Frankly, if nominated, I suspect he’ll surprise you with how deftly he’ll navigate the waters of a General Election and, if elected, the Presidency. If you want to take a moral tone of superiority against him, I’d suggest you truly consider what all the others have done and have been in their lives to become President. We are all hypocrites with who we’ve supported for office before and I would venture to say that we will be again, whether if it’s for the Presidency or local school board. Politics is a strange and nasty business. In 2016, we all know how the sausage is made. (For now, I’ll excuse the Cruz people. Your guy is right on just about all the issues, and like I said, still has a path to victory, but we’ll talk again after the nomination.)
Should we mourn that we will never see a Reagan again? Yes, because the world is more than slouching towards Gomorrah. The American public would rather Keep Up with the Kardashians than read the Constitution. Our conservative heroes today tend to be astroturfed internet, 24 hour news cycle, and YouTube stars; not the giants of an age where in order to get credence and attention, you really had to have substance. (Also it is nowhere near a fair comparison, but Reagan was hated by the elites of both parties at various points in time.)
The Buckleys, Scalias, and Reagans are sadly gone. They’ve been replaced with Meghan McCains, Rand Pauls, and Donald Trumps. But those men were giants, and their sheer stature dwarfed their contemporaries, their predecessors, and successors. If you want to assign blame for that, start with at least briefly consulting a mirror and then look at our society at large.
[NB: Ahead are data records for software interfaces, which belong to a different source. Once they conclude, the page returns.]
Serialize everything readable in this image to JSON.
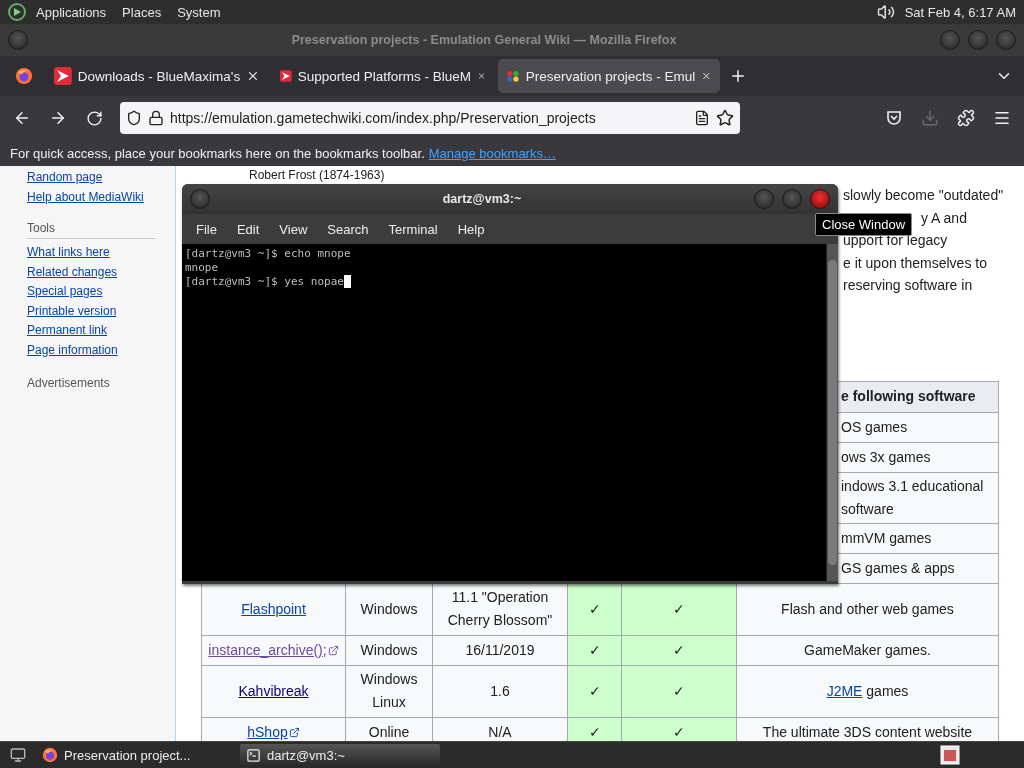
{
  "top_panel": {
    "menus": [
      "Applications",
      "Places",
      "System"
    ],
    "clock": "Sat Feb  4, 6:17 AM"
  },
  "browser": {
    "title": "Preservation projects - Emulation General Wiki — Mozilla Firefox",
    "tabs": [
      {
        "label": "Downloads - BlueMaxima's",
        "kind": "arrow",
        "selected": false
      },
      {
        "label": "Supported Platforms - BlueM",
        "kind": "arrow",
        "selected": false
      },
      {
        "label": "Preservation projects - Emul",
        "kind": "wiki",
        "selected": true
      }
    ],
    "url": "https://emulation.gametechwiki.com/index.php/Preservation_projects",
    "download_disabled": true,
    "bookmarks_hint": "For quick access, place your bookmarks here on the bookmarks toolbar.",
    "bookmarks_link": "Manage bookmarks…"
  },
  "sidebar": {
    "top_links": [
      "Random page",
      "Help about MediaWiki"
    ],
    "tools_heading": "Tools",
    "tools": [
      "What links here",
      "Related changes",
      "Special pages",
      "Printable version",
      "Permanent link",
      "Page information"
    ],
    "ads_heading": "Advertisements"
  },
  "article": {
    "caption": "Robert Frost (1874-1963)",
    "fragments": [
      "slowly become \"outdated\"",
      "y A and",
      "upport for legacy",
      "e it upon themselves to",
      "reserving software in"
    ]
  },
  "table": {
    "rows": [
      {
        "kind": "partial",
        "header": true,
        "fragment": "e following software"
      },
      {
        "kind": "partial",
        "fragment": "OS games"
      },
      {
        "kind": "partial",
        "fragment": "ows 3x games"
      },
      {
        "kind": "partial",
        "fragment": "indows 3.1 educational\nsoftware"
      },
      {
        "kind": "partial",
        "fragment": "mmVM games"
      },
      {
        "kind": "partial",
        "fragment": "GS games & apps"
      },
      {
        "kind": "full",
        "cells": [
          {
            "kind": "link",
            "text": "Flashpoint",
            "visited": false,
            "external": false
          },
          {
            "kind": "text",
            "text": "Windows"
          },
          {
            "kind": "text",
            "text": "11.1 \"Operation\nCherry Blossom\""
          },
          {
            "kind": "check",
            "text": "✓"
          },
          {
            "kind": "check",
            "text": "✓"
          },
          {
            "kind": "text",
            "text": "Flash and other web games"
          }
        ]
      },
      {
        "kind": "full",
        "cells": [
          {
            "kind": "link",
            "text": "instance_archive();",
            "visited": true,
            "external": true
          },
          {
            "kind": "text",
            "text": "Windows"
          },
          {
            "kind": "text",
            "text": "16/11/2019"
          },
          {
            "kind": "check",
            "text": "✓"
          },
          {
            "kind": "check",
            "text": "✓"
          },
          {
            "kind": "text",
            "text": "GameMaker games."
          }
        ]
      },
      {
        "kind": "full",
        "cells": [
          {
            "kind": "link",
            "text": "Kahvibreak",
            "visited": true,
            "external": false
          },
          {
            "kind": "text",
            "text": "Windows\nLinux"
          },
          {
            "kind": "text",
            "text": "1.6"
          },
          {
            "kind": "check",
            "text": "✓"
          },
          {
            "kind": "check",
            "text": "✓"
          },
          {
            "kind": "linktext",
            "link": "J2ME",
            "text": " games"
          }
        ]
      },
      {
        "kind": "full",
        "cells": [
          {
            "kind": "link",
            "text": "hShop",
            "visited": false,
            "external": true
          },
          {
            "kind": "text",
            "text": "Online"
          },
          {
            "kind": "text",
            "text": "N/A"
          },
          {
            "kind": "check",
            "text": "✓"
          },
          {
            "kind": "check",
            "text": "✓"
          },
          {
            "kind": "text",
            "text": "The ultimate 3DS content website"
          }
        ]
      }
    ]
  },
  "terminal": {
    "title": "dartz@vm3:~",
    "menus": [
      "File",
      "Edit",
      "View",
      "Search",
      "Terminal",
      "Help"
    ],
    "lines": [
      "[dartz@vm3 ~]$ echo mnope",
      "mnope",
      "[dartz@vm3 ~]$ yes nopae"
    ],
    "tooltip": "Close Window"
  },
  "taskbar": {
    "items": [
      {
        "label": "Preservation project...",
        "kind": "browser",
        "selected": false
      },
      {
        "label": "dartz@vm3:~",
        "kind": "terminal",
        "selected": true
      }
    ]
  }
}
Our society doesn’t produce those people any more.
If you want to debate or shoot holes in Trump, I’m not interested at this juncture. In terms of the nomination, you should have taken him seriously early on. His issues are public and transparent. His remaining competitors in the GOP have them too, they just are not as out in the open. There wasn’t a candidate in this cycle or in the last twenty years that a thinking person couldn’t shoot holes through. Elections by their very nature are compromise. The ideal person to hold elected office never runs for it.
If you want to continue to fight Trump by supporting Cruz or even Kasich, that is your right as an American and I respect you for it, if your principles are what guide you to that. If you are a member of the Establishment or a political hack that is scheming for ways to stop Trump in order to hold on to power or money, then you have my outright denunciation.
When the nomination is done and if Trump is left standing, you are either standing with your him or you will stand with Hillary. If Cruz somehow beats Trump, the same rule applies to him and you will see me admonish former Trump supporters and the Establishment in the same manner.
It is a miracle we are still limping along after eight years of Obama. Four to eight years of Hillary will leave us in worse shape. Remember, Hillary is an Alinskyite and is obsessed with leaving a society-changing liberal legacy. After eight years of Obama, she now has to outdo him. She has a higher (or lower, depending on your perspective) bar of liberal activism to shoot for than she did when she was running in 2008. She will be worse for the country than he was. Trump will do better than Hillary regardless of what he does. If Trump does not do right and governs like a Boehner or a McConnell if he’s elected President, many of those supporting him now will turn on him and we will primary him in 2020.
If Trump vs. Hillary is truly what happens, then it’s a no-brainer for me. Trump. Trump. Trump.
Respectfully, #NeverTrump, please consider an alternate point of view.